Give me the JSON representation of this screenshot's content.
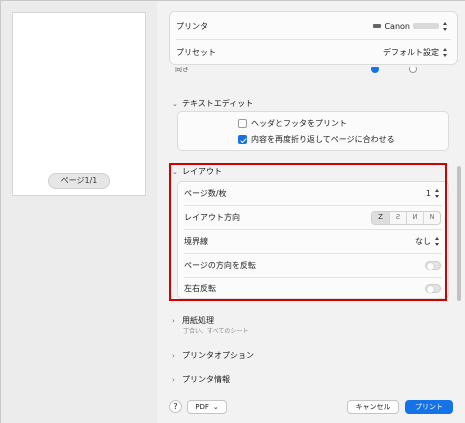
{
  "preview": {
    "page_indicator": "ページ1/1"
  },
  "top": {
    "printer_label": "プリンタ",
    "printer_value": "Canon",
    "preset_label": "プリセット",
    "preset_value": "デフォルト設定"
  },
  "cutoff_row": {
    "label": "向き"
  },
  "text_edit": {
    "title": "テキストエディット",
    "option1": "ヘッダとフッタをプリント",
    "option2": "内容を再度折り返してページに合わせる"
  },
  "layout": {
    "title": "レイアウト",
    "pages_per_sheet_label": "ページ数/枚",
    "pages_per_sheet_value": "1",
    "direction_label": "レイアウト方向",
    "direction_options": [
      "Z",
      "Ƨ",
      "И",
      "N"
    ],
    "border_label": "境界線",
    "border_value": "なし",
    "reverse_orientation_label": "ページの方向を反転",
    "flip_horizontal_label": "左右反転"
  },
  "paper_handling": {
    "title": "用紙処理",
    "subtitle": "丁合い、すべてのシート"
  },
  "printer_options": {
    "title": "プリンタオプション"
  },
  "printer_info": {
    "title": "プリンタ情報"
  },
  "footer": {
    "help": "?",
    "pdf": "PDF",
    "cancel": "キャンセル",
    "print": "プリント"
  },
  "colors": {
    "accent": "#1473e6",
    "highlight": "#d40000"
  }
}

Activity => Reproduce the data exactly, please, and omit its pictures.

Answer for this exercise =>
Give me the JSON representation of this screenshot's content.
{
  "preview": {
    "page_indicator": "ページ1/1"
  },
  "top": {
    "printer_label": "プリンタ",
    "printer_value": "Canon",
    "preset_label": "プリセット",
    "preset_value": "デフォルト設定"
  },
  "cutoff_row": {
    "label": "向き"
  },
  "text_edit": {
    "title": "テキストエディット",
    "option1": "ヘッダとフッタをプリント",
    "option2": "内容を再度折り返してページに合わせる"
  },
  "layout": {
    "title": "レイアウト",
    "pages_per_sheet_label": "ページ数/枚",
    "pages_per_sheet_value": "1",
    "direction_label": "レイアウト方向",
    "direction_options": [
      "Z",
      "Ƨ",
      "И",
      "N"
    ],
    "border_label": "境界線",
    "border_value": "なし",
    "reverse_orientation_label": "ページの方向を反転",
    "flip_horizontal_label": "左右反転"
  },
  "paper_handling": {
    "title": "用紙処理",
    "subtitle": "丁合い、すべてのシート"
  },
  "printer_options": {
    "title": "プリンタオプション"
  },
  "printer_info": {
    "title": "プリンタ情報"
  },
  "footer": {
    "help": "?",
    "pdf": "PDF",
    "cancel": "キャンセル",
    "print": "プリント"
  },
  "colors": {
    "accent": "#1473e6",
    "highlight": "#d40000"
  }
}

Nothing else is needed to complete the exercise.